#### Task brief
Select the lines below containing the word "VERWIJDEREN".

#### Provided records
[Start of section]

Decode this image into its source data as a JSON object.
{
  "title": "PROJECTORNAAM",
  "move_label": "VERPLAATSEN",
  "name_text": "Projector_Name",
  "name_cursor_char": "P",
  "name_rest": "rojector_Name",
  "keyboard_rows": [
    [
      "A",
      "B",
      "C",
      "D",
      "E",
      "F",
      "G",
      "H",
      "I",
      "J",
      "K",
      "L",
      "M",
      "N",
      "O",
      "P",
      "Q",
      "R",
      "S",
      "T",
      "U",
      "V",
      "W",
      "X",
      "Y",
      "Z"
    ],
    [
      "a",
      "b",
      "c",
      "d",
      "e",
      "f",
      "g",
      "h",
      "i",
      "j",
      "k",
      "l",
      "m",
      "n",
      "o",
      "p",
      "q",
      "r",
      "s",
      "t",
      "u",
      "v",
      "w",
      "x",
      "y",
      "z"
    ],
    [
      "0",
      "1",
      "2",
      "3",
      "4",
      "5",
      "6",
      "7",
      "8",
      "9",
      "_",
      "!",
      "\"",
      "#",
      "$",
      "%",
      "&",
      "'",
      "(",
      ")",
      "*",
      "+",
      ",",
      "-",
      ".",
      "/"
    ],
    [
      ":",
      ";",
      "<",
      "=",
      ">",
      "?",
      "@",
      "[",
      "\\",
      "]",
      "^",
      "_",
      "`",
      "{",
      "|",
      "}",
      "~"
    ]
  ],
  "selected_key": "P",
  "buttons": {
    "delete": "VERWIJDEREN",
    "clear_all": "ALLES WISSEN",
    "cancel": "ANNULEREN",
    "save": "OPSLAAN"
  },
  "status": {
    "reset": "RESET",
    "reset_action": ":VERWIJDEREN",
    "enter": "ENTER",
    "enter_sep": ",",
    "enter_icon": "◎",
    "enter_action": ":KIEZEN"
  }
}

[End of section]

#### Response to this exercise
    "delete": "VERWIJDEREN",
    "reset_action": ":VERWIJDEREN",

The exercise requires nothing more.